The Cornerstone of Solo Cello Repertoire


Classical Academy | Orchestral Music | Composers 

 

Edward Elgar's Cello Concerto is undoubtedly the cornerstone of solo cello repertoire. Composed in the aftermath of the First World War, it stands as a musical reflection of those terrible events, both contemplative and elegiac. Poignantly, the piece was also Elgar's last notable work.

 

For such a famous work, the piece had a disasterous premier when it opened the London Symphony Orchestra's 1919-20 season. At the expense of Elgar's work (conducted by the composer himself), the orchestra's conductor Albert Coates vastly overran his rehearsal time: "that brutal, selfish, ill-mannered bounder" wrote Lady Elgar.

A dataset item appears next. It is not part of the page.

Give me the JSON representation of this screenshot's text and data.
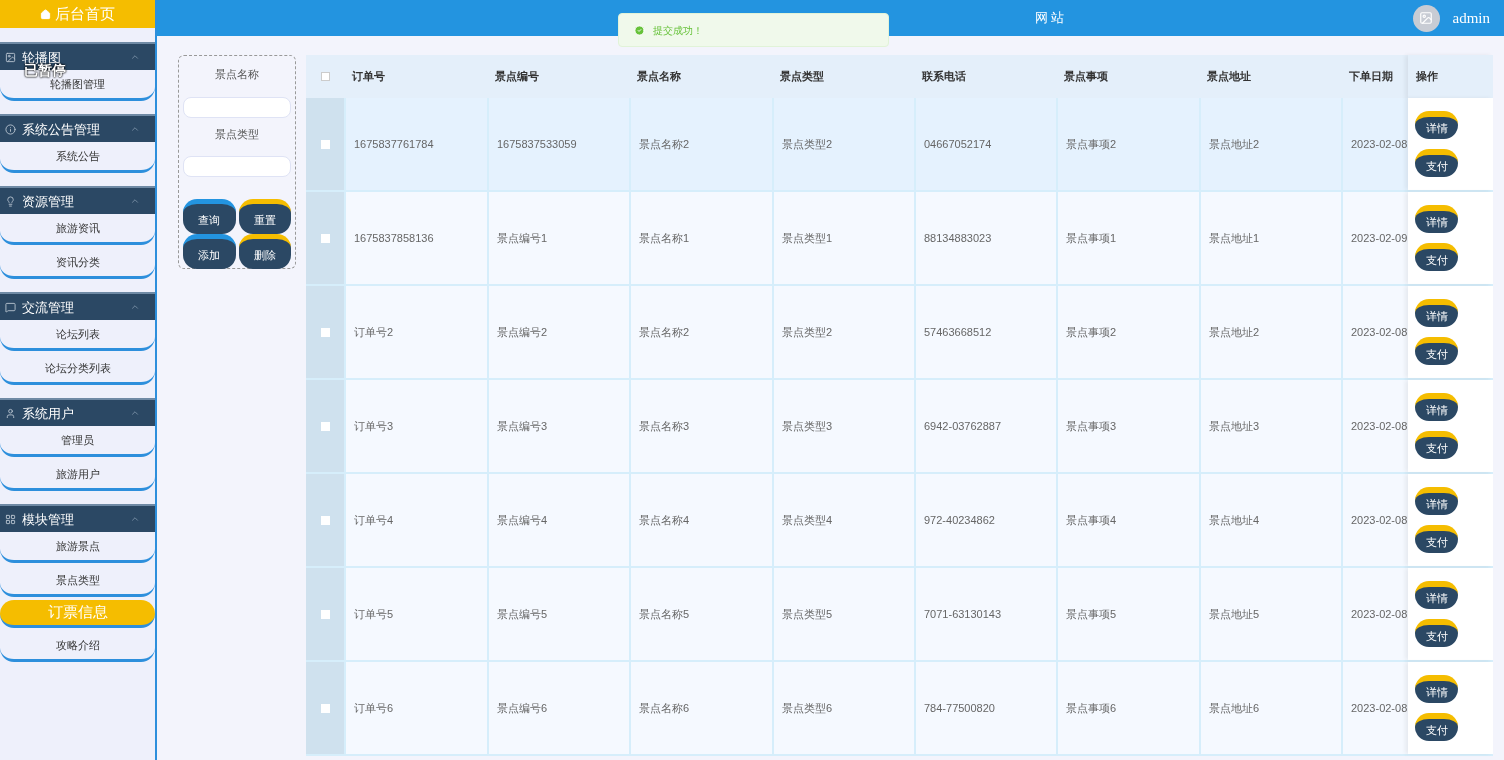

Following the performance, the Observer's critic at the time said "never, in all probability, has so great an orchestra made so lamentable an exhibition of itself". Consequently, more than a year passed by until the piece received a second performance in London. Celebrated cellist Jacqueline du Pré that made the work famous, her 1960 recording of  the piece so full of passion.

 

Take a quiet moment out of your day to acquaint yourself once more to this great work, performed here by Yoohong Lee on cello alongside the Royal Philharmonic Orchestra.